Do you ever notice that one side of your body is stronger than the other? What about flexibility and power, does that vary from side to side as well? If so – you’re not alone. In my coaching experience, I have found that most clients have a more dominant side. There can be many reasons why you have a discrepancy in your upper or lower body: past injury, which side is naturally more dominant, lifestyle (which hand you write with, which leg you step/jump with, etc.) While this development might be normal it’s also important to note that strength training can either exacerbate or help balance your muscular imbalances.
If you are only performing bilateral exercises (bilateral- both arms or legs) you will get stronger on both sides at the same time.
This is great for increasing strength and power but if you don’t split your limbs up and force each one to work independently they will continue to be uneven. For example, if you are squatting 115lbs with both legs your right leg may be doing 75% of the work while your left side is only pushing 25% of the weight. While both legs will get stronger your right side will continue to get the most benefit while your left lags behind.
Interestingly enough this doesn’t usually result in aesthetic differences between sides, but it can put undue pressure and stress on your dominant side. Most people end up injuring their dominant side first because of overuse or joint, ligament injuries. To avoid this result combining bilateral (both sides together) and unilateral (one side at a time) training is recommended.
Unilateral exercises allow you to train each side individually and can help isolate and correct muscle imbalances, aid injury prevention and can also improve injury rehabilitation. When you train one side at a time you are also indirectly stimulating the non-working side of your body. This helps improve the strength of neural pathways in your brain which can improve balance, strength, and endurance on both sides of the body.
Unilateral exercises are single-leg or single-arm movements.
The primary benefit of including unilateral exercises in your training programs is that the exerciser is using both sides of the body equally. Doing so helps your clients avoid overtraining or overusing the dominant side, helps to isolate and correct muscle imbalances, improves balance, utilizes core muscles, aids in injury prevention and facilitates rehabilitation.
It’s best to start with low-impact exercises as you begin unilateral training. Consult with your doctor and a trusted, certified personal trainer before starting any new exercise routine.
Try this! Unilateral movements to add to your next workout. I recommend 3-4 bilateral moves and 2-3 unilateral moves per workout.
- Forward lunge
- Side lunge
- 3D lunge (combine forward, side & reverse lunge)
- Reverse lunge
- Box/Bench step up
- Single leg deadlift
- Bench pistol squat
- Single-arm military press
- Single-arm bicep curl
- Also, single-arm hammer curl

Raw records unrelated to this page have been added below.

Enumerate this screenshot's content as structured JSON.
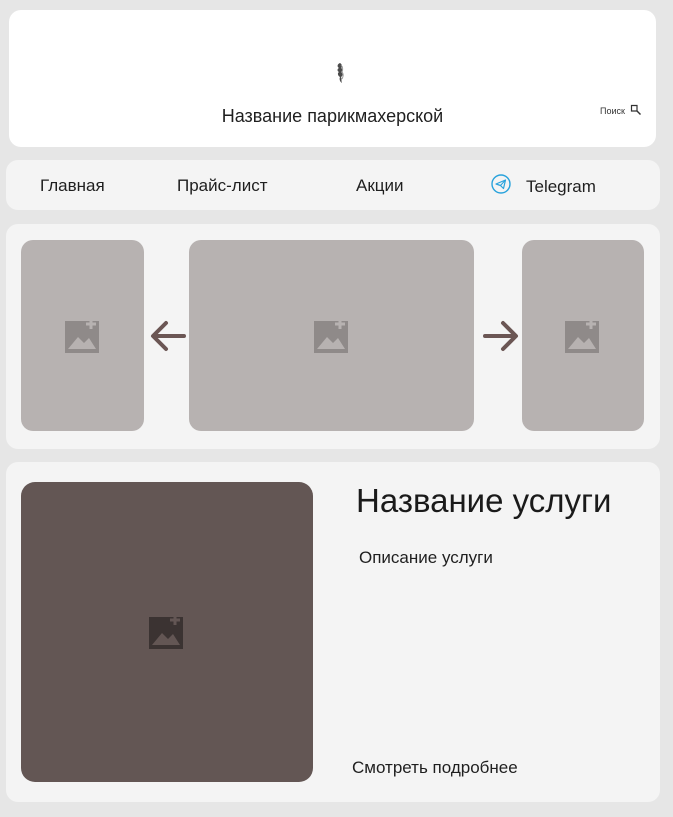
{
  "header": {
    "logo_icon": "hair-silhouette-icon",
    "brand_name": "Название парикмахерской",
    "search_label": "Поиск",
    "search_icon": "search-icon"
  },
  "nav": {
    "items": [
      {
        "label": "Главная"
      },
      {
        "label": "Прайс-лист"
      },
      {
        "label": "Акции"
      },
      {
        "label": "Telegram",
        "icon": "telegram-icon",
        "icon_color": "#2aa3dc"
      }
    ]
  },
  "carousel": {
    "prev_icon": "arrow-left-icon",
    "next_icon": "arrow-right-icon",
    "arrow_color": "#6b5654",
    "slides": [
      {
        "placeholder_icon": "image-placeholder-icon"
      },
      {
        "placeholder_icon": "image-placeholder-icon"
      },
      {
        "placeholder_icon": "image-placeholder-icon"
      }
    ],
    "slide_color": "#b7b2b1"
  },
  "service": {
    "title": "Название услуги",
    "description": "Описание услуги",
    "more_link": "Смотреть подробнее",
    "image_color": "#635654",
    "image_icon": "image-placeholder-icon"
  }
}
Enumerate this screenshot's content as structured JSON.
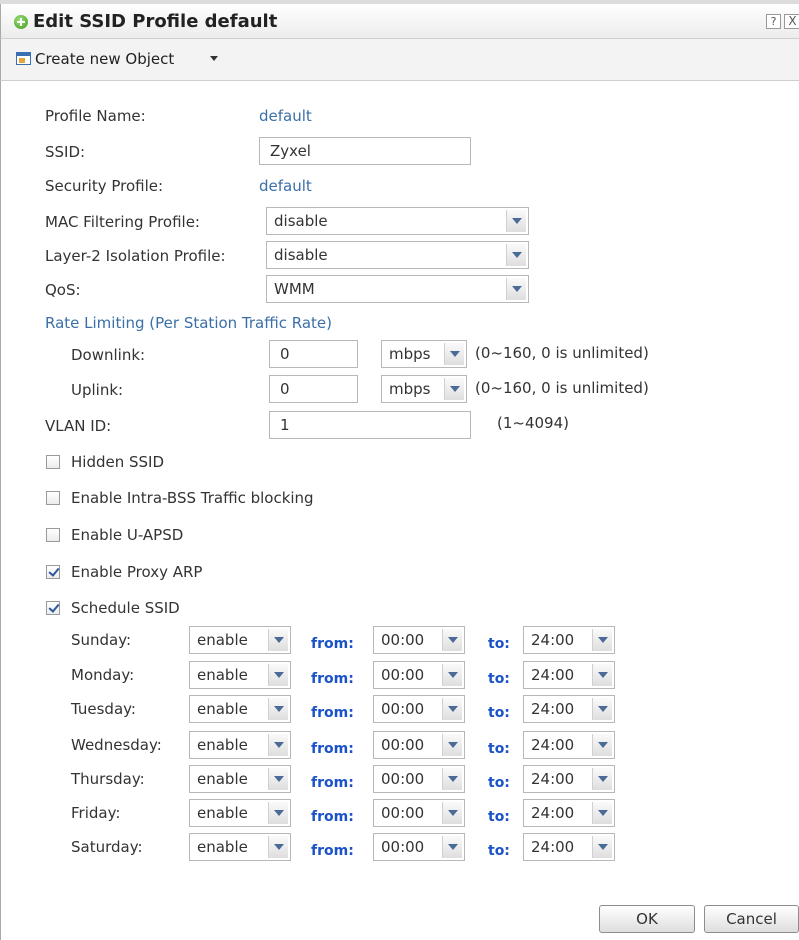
{
  "window": {
    "title": "Edit SSID Profile default",
    "help_label": "?",
    "close_label": "X"
  },
  "toolbar": {
    "create_object_label": "Create new Object"
  },
  "form": {
    "profile_name": {
      "label": "Profile Name:",
      "value": "default"
    },
    "ssid": {
      "label": "SSID:",
      "value": "Zyxel"
    },
    "security_profile": {
      "label": "Security Profile:",
      "value": "default"
    },
    "mac_filtering": {
      "label": "MAC Filtering Profile:",
      "value": "disable"
    },
    "layer2_isolation": {
      "label": "Layer-2 Isolation Profile:",
      "value": "disable"
    },
    "qos": {
      "label": "QoS:",
      "value": "WMM"
    },
    "rate_limiting": {
      "title": "Rate Limiting (Per Station Traffic Rate)",
      "downlink": {
        "label": "Downlink:",
        "value": "0",
        "unit": "mbps",
        "hint": "(0~160, 0 is unlimited)"
      },
      "uplink": {
        "label": "Uplink:",
        "value": "0",
        "unit": "mbps",
        "hint": "(0~160, 0 is unlimited)"
      }
    },
    "vlan_id": {
      "label": "VLAN ID:",
      "value": "1",
      "hint": "(1~4094)"
    },
    "options": [
      {
        "label": "Hidden SSID",
        "checked": false
      },
      {
        "label": "Enable Intra-BSS Traffic blocking",
        "checked": false
      },
      {
        "label": "Enable U-APSD",
        "checked": false
      },
      {
        "label": "Enable Proxy ARP",
        "checked": true
      },
      {
        "label": "Schedule SSID",
        "checked": true
      }
    ]
  },
  "schedule": {
    "from_label": "from:",
    "to_label": "to:",
    "days": [
      {
        "day": "Sunday:",
        "state": "enable",
        "from": "00:00",
        "to": "24:00"
      },
      {
        "day": "Monday:",
        "state": "enable",
        "from": "00:00",
        "to": "24:00"
      },
      {
        "day": "Tuesday:",
        "state": "enable",
        "from": "00:00",
        "to": "24:00"
      },
      {
        "day": "Wednesday:",
        "state": "enable",
        "from": "00:00",
        "to": "24:00"
      },
      {
        "day": "Thursday:",
        "state": "enable",
        "from": "00:00",
        "to": "24:00"
      },
      {
        "day": "Friday:",
        "state": "enable",
        "from": "00:00",
        "to": "24:00"
      },
      {
        "day": "Saturday:",
        "state": "enable",
        "from": "00:00",
        "to": "24:00"
      }
    ]
  },
  "footer": {
    "ok_label": "OK",
    "cancel_label": "Cancel"
  },
  "colors": {
    "link": "#3a6fa8",
    "keyword": "#1a52c8",
    "checkmark": "#2a56a0"
  }
}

- Single-arm lateral raise
- Single-arm front raise
- Or single-arm push press
Lily Fontas, Ed.M holds a master’s degree from Boston University and is a certified personal trainer and health coach. Her goal is to help others reach their health and wellness goals without blame, shame or dieting. She works with clients globally as a virtual coach and trains clients in-person in Oakland, CA.